This short 1949 documentary studies the impact Canada's National Health Program has had on people who might otherwise not had been able to obtain medical help.
In this short newsreel clip from 1948, we see commercial fishing being practiced on a large scale north of The Pas, Manitoba; a doctor from Indian Health Service struggle against the odds to build a better future for Canada's first citizens; a winter carnival in Banff that attracts large crowds to watch ski experts and the crowning of the carnival queen, and; a colour sequence of Barbara Ann Scott, Olympic skating champion.
This 1946 short film takes a look at the groundbreaking Health Units that were set up throughout the province of Manitoba to improve sanitary conditions and provide adequate medical services. The film illustrates how the first of these clinics, the Dauphin Health Unit, was organized, and shows members of its staff at work in the community.
When Dr. Mary Percy left civilized England for the wilds of northern Alberta in 1929, the clock seemed to turn back a century. Battle River Prairie had no roads, no electricity, no telegraph, no services. But blackflies were plentiful, and so was snow. Dr. Percy became the first and only doctor in Canada's last homesteading area. In winter, her eyelashes froze to her glasses. In summer, she sometimes had to be fished out of rivers when her horse lost its footing. English sidewalks were only a genteel memory. Mary Percy planned to spend only a year in Alberta--until romance, in the form of Frank Jackson, came striding through her examining room. Sixty-five years later, she is still there. Articulate, witty and outspoken at 90 years of age, the doctor is a gifted storyteller, recalling harrowing experiences as a practitioner of frontier medicine. With the nearest hospital days away, she often had to improvise--sometimes operating on her kitchen table. As a pioneer and community builder living "off the map," Dr. Mary Percy Jackson brings history to life. The film evokes the essence of the rugged times she has lived through. "People these days would call it a challenge," she says. "I thought it was hilarious."

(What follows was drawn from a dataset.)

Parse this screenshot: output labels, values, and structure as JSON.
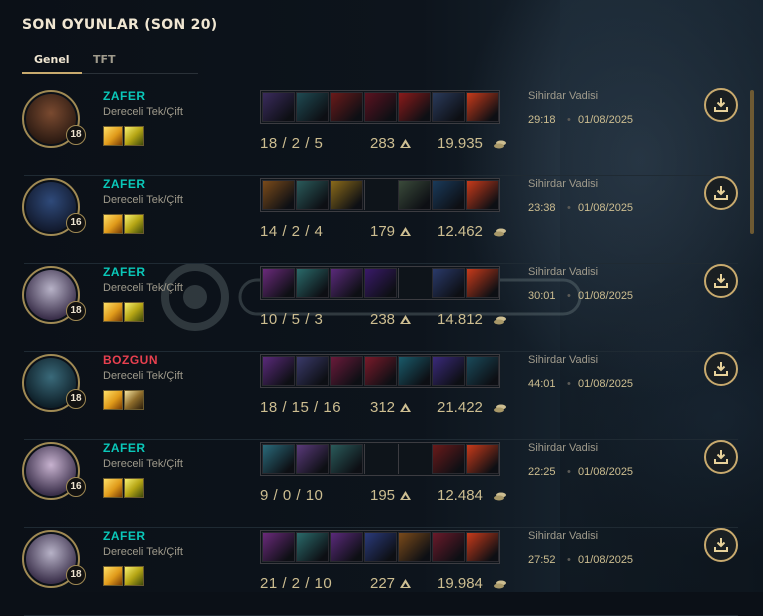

Discover a unique coop program in which students from Mozambique are taught dentistry techniques in Prince Albert, Saskatchewan in this short film from 1987. For many of us, dental health programs are something we take for granted, but in some regions of the world, they're considered a luxury. With this program, the Mozambique students are taught the skills they need to take back to their communities.
Tahani Rached’s powerful documentary enters the doors of an AIDS clinic in Montreal. We meet a group of dedicated doctors struggling to provide health care to their patients. This 1994 film explores legal and ethical problems surrounding HIV/AIDS and the struggle against fear, rumours and prejudice. It is still relevant today. In French with English subtitles.
Shot at the Health Sciences Centre in St. John's, Newfoundland, this documentary reveals the workings of a contemporary health-care facility. Accompanied by hospital staff, we travel through labs, pharmacies, supply rooms, operating theatres and patient rooms from the maternity ward to the morgue. As debate in Canada and the world rages over health care, Hospital City offers a moving, human portrait of the people whom the issues touch most closely.
This feature documentary shines a light on a group of women who are passionate about their non-traditional job – trucking. Filmed in 1999, it follows the women all across Quebec as they do their job and address the big-ticket items in life: love, family, freedom, and solitude. Filled with humour and the contagious good spirits of the women involved.
On March 2, 2004, Bernard Lord's Conservative government announces that the hospital in Caraquet, New Brunswick, will be converted to a community health centre. Considering the government's decision unfair, the people of the region rally to save the health care services to which they feel entitled. Despite their year-and-a-half-long struggle, the Hôpital de l'Enfant-Jésus is closed. In recording the chronology of the events, Renée Blanchar plunges into the heart of the action with an urgent need to speak out against injustice. The result is a very human film about solidarity. In French with English subtitles.
This short documentary studies the contrast between the sedate Toronto of the turn of the century and the thriving, expanding metropolis of 1951. Aerial views give evidence of the conversion of the old Toronto into the new--the city with towering skyscrapers, teeming traffic arteries, vast industrial developments and far-reaching residential areas housing over a million people.
Toronto's mid-century progress is also Canada's, as manifested in the building of Canada's first subway, and in the bustle of the nation's greatest trading centre--the Toronto Stock Exchange.
This short film depicts the act of collective bargaining common to Canadian industry and shows how it affected a union, a company and a community. In Strike in Town the events that led to a deadlock in negotiations between management and employees at a furniture factory are staged against the backdrop of a one-industry town. It's the story of a strike nobody wanted, but which everyone was powerless to stop.